STORED DATA>
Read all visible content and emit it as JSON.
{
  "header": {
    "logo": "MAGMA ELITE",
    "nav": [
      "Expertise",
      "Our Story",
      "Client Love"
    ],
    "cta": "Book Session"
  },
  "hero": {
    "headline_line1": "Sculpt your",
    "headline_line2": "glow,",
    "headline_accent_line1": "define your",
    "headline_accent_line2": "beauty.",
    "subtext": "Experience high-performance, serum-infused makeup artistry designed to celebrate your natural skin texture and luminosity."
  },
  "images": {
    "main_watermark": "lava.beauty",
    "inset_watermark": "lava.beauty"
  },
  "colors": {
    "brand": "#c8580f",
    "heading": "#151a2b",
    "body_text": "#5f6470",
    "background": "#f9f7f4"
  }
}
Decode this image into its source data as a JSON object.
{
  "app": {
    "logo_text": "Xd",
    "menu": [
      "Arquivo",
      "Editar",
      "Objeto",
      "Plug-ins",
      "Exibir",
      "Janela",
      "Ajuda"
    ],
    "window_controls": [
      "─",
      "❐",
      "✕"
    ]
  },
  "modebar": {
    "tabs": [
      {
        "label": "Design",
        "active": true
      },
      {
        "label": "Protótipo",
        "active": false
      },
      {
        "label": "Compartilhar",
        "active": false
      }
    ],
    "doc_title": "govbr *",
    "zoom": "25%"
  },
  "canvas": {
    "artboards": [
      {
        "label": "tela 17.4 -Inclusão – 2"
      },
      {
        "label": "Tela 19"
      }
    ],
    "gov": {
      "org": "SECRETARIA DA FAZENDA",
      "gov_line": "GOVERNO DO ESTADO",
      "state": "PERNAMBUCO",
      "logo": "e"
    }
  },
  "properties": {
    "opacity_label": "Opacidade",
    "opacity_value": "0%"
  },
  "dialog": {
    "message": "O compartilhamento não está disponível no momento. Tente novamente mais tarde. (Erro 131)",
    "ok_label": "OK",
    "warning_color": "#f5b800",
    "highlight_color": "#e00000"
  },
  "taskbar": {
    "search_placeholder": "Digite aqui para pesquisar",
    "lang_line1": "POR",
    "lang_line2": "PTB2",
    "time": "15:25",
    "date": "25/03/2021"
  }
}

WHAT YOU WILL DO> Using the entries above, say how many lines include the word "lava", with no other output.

WORKED SOLUTION> 2